Those spiral-bound volumes of memos in black-and-white 12 point Times Roman font stacked up on your desk. That iPad portal with tabs and bookmarks and links to more files than you care to count, let alone read.
Yes, I’m referring to board books – those triennial, quarterly, or (god help you) monthly volumes that we foundations produce for our boards.
Meant to instill confidence and help boards usefully engage in strategic issues, producing these books can become a heroic effort in its own right – and often the driving force behind a foundation’s yearly cycle of deadlines. But are we really helping our boards understand the progress we’ve made, or the challenges we’re facing, when we force them to wade through 300 pages of text? As one program officer put it, “We should be giving them USA Today, not Anna Karenina.”
Last year our president decided it was time to for a change. Over a period of nine months, we redesigned and rolled out a new set of materials for our board.
What did we change?
We live and breathe our work each day, but our board – busy people with important day jobs – needed to be reminded each meeting of what we’re trying to accomplish. So we created a series of upfront framing materials – a one-pager summarizing the goals of each program; a timeline of all our strategies and initiatives; a pie chart of our total budget by program area. Each program’s materials also began with a summary of goals and budgets.
We also rearranged and streamlined some things. Traditionally, each program listed their grants in alphabetical order and there was a separate list of paragraphs describing the grants. Instead, we ordered the grants by strategies and then by size so board members could better recognize patterns and clusters of work. We also numbered each grant and put the paragraphs at the back, so board members could easily look up any particular grant they were interested in. We also removed the multi-paged tables in which we painstakingly detailed all the indicators we were tracking for each strategy of our work. Instead, we piloted an approach by which each program rated its progress via a Harvey ball icon (similar to the ones Consumer Reports uses for its ratings), and then wrote narrative text to explain their assessment.
Last, we made it easier on the eyes. Each program got its own consistent color used throughout the book. It added vibrancy and helped the board visually track our programs.

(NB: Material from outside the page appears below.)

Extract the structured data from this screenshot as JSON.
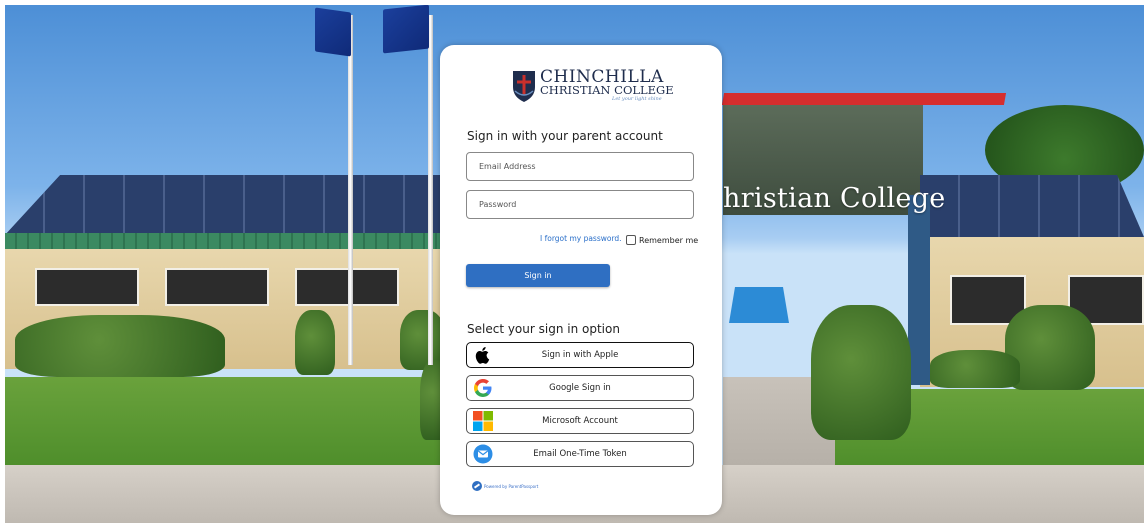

We used fonts that were easier to read (Franklin Gothic and Georgia) and added more photos and charts.
So how’d it go?
You’ll never get it right the first time. When our task force came up with a recommended design that the president approved, everything looked beautiful, perfect, and ready to go. But some things turned out to be harder to implement than we expected and we had to adjust the initial design. One year, later, we are still making adjustments. The Harvey balls mentioned above did show progress in a quickly digestible format, but they weren’t nuanced enough for board or staff. So this year, we are experimenting with a multi-faceted rating system that includes long-term progress, contextual factors, and partnerships. While we think it’s more informative, my hunch is we’ll need to tweak it again next year.

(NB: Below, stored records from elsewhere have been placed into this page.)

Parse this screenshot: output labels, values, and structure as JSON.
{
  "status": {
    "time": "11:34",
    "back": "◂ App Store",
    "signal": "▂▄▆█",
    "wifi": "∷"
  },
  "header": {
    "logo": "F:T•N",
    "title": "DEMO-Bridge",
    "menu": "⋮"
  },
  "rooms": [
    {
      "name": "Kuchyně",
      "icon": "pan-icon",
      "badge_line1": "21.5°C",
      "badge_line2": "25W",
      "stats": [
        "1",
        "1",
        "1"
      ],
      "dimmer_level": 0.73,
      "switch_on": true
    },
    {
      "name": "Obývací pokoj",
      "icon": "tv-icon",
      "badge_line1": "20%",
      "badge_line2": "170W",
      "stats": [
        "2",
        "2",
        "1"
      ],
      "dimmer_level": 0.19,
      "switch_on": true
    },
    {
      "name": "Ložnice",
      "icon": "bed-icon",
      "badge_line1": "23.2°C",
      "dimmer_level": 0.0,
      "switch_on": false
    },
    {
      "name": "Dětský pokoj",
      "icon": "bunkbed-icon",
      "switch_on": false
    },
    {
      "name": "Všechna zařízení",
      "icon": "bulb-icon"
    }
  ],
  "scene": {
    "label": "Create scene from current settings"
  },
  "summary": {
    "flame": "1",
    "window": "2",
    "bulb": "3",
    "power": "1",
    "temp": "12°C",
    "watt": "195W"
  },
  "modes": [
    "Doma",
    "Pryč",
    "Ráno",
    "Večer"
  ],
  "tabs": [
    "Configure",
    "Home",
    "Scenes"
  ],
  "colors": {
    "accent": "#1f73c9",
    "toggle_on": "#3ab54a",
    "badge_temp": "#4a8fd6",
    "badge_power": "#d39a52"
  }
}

Involve all parts of the foundation, but be clear about roles and decision rules. Within a foundation, the board book touches every part of the building. Take for example, the grant recommendations list—Finance checks the numbers, Grants Management and Legal verify compliance and structure, Programs take responsibility for the content, IT creates the software that generates the list, Communications reviews wording, and the President’s Office manages the whole process. We assembled a cross-foundation task force for designing the book, but when the inevitable questions arose during implementation, it wasn’t clear who was responsible for answering those questions or making those decisions. Was it still the design team? If not them, who? Was it the president? Was it those implementing the changes? Being clearer up front about roles and decision rules during the iterative implementation phase would have saved a lot of confusion.

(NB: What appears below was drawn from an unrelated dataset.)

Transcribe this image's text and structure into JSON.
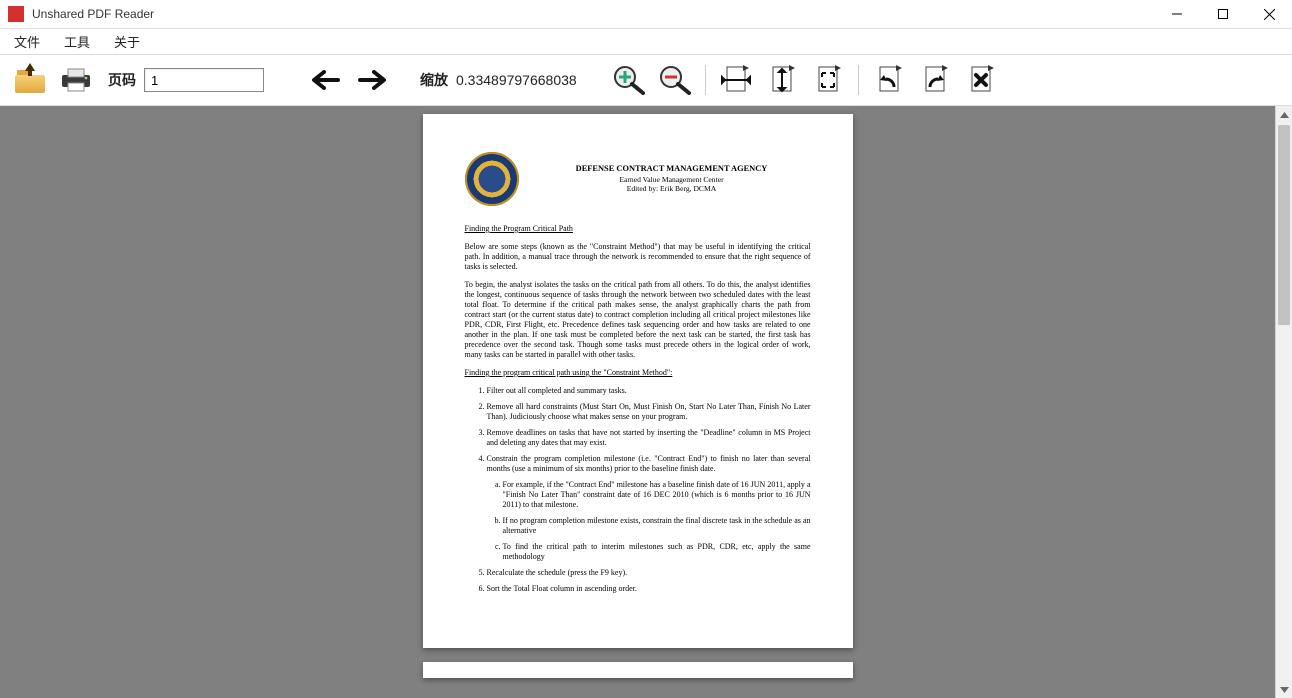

Think holistically. When we started this process, we limited our scope to revising the November board book, our “big” book, in which budgets are approved and annual memos are written. In the process of re-designing the November book, we realized that the other books all referenced the November book. It didn’t make sense to re-design one without considering the others. So we ultimately revised our scope to work on the other two so that the books were not disjointed. Luckily, our task force agreed to stay on for this additional work.
We didn’t make our ultimate goal of cutting our board book in half, though we did get it down to 126 pages, from 194 the year before. Even so, I feel exactly the way one board member does: “ I don’t miss the old book at all.”
Do you love your board book? Or have a good board book revision story? We’d love to hear about it in the comments below.